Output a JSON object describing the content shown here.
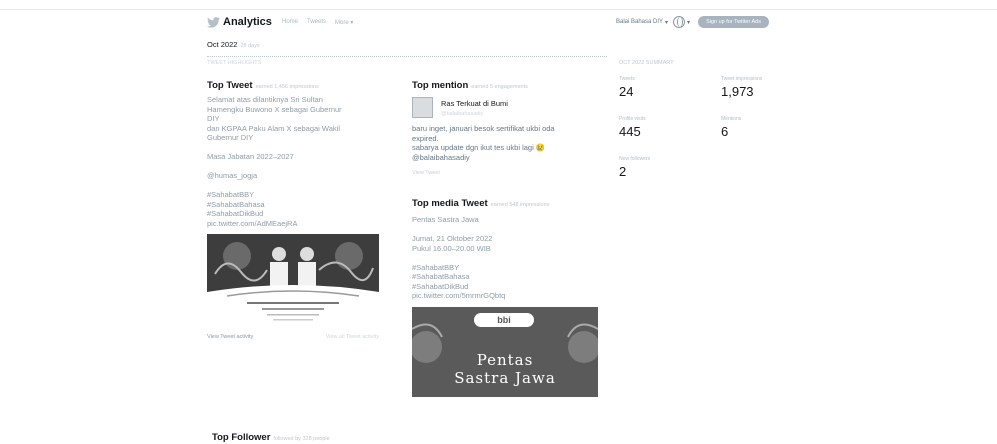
{
  "header": {
    "brand": "Analytics",
    "nav": [
      "Home",
      "Tweets",
      "More"
    ],
    "user_label": "Balai Bahasa DIY",
    "ads_button": "Sign up for Twitter Ads"
  },
  "period": {
    "label": "Oct 2022",
    "sub": "28 days",
    "summary": "TWEET HIGHLIGHTS"
  },
  "top_tweet": {
    "title": "Top Tweet",
    "subtitle": "earned 1,456 impressions",
    "lines": [
      "Selamat atas dilantiknya Sri Sultan",
      "Hamengku Buwono X sebagai Gubernur",
      "DIY",
      "dan KGPAA Paku Alam X sebagai Wakil",
      "Gubernur DIY",
      "",
      "Masa Jabatan 2022–2027",
      "",
      "@humas_jogja",
      "",
      "#SahabatBBY",
      "#SahabatBahasa",
      "#SahabatDikBud",
      "pic.twitter.com/AdMEaejRA"
    ],
    "view_activity": "View Tweet activity",
    "view_all": "View all Tweet activity"
  },
  "top_mention": {
    "title": "Top mention",
    "subtitle": "earned 5 engagements",
    "name": "Ras Terkuat di Bumi",
    "handle": "@balaibahasadiy",
    "lines": [
      "baru inget, januari besok sertifikat ukbi oda",
      "expired.",
      "sabarya update dgn ikut tes ukbi lagi 😢",
      "@balaibahasadiy"
    ],
    "view_tweet": "View Tweet"
  },
  "top_media": {
    "title": "Top media Tweet",
    "subtitle": "earned 548 impressions",
    "lines": [
      "Pentas Sastra Jawa",
      "",
      "Jumat, 21 Oktober 2022",
      "Pukul 16.00–20.00 WIB",
      "",
      "#SahabatBBY",
      "#SahabatBahasa",
      "#SahabatDikBud",
      "pic.twitter.com/5mrmrGQbtq"
    ],
    "poster_logo": "bbi",
    "poster_title_1": "Pentas",
    "poster_title_2": "Sastra Jawa"
  },
  "top_follower": {
    "title": "Top Follower",
    "subtitle": "followed by 328 people"
  },
  "stats": {
    "title": "OCT 2022 SUMMARY",
    "items": [
      {
        "label": "Tweets",
        "value": "24"
      },
      {
        "label": "Tweet impressions",
        "value": "1,973"
      },
      {
        "label": "Profile visits",
        "value": "445"
      },
      {
        "label": "Mentions",
        "value": "6"
      },
      {
        "label": "New followers",
        "value": "2"
      }
    ]
  }
}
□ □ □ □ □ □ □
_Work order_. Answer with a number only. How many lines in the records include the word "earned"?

_Reply_. 3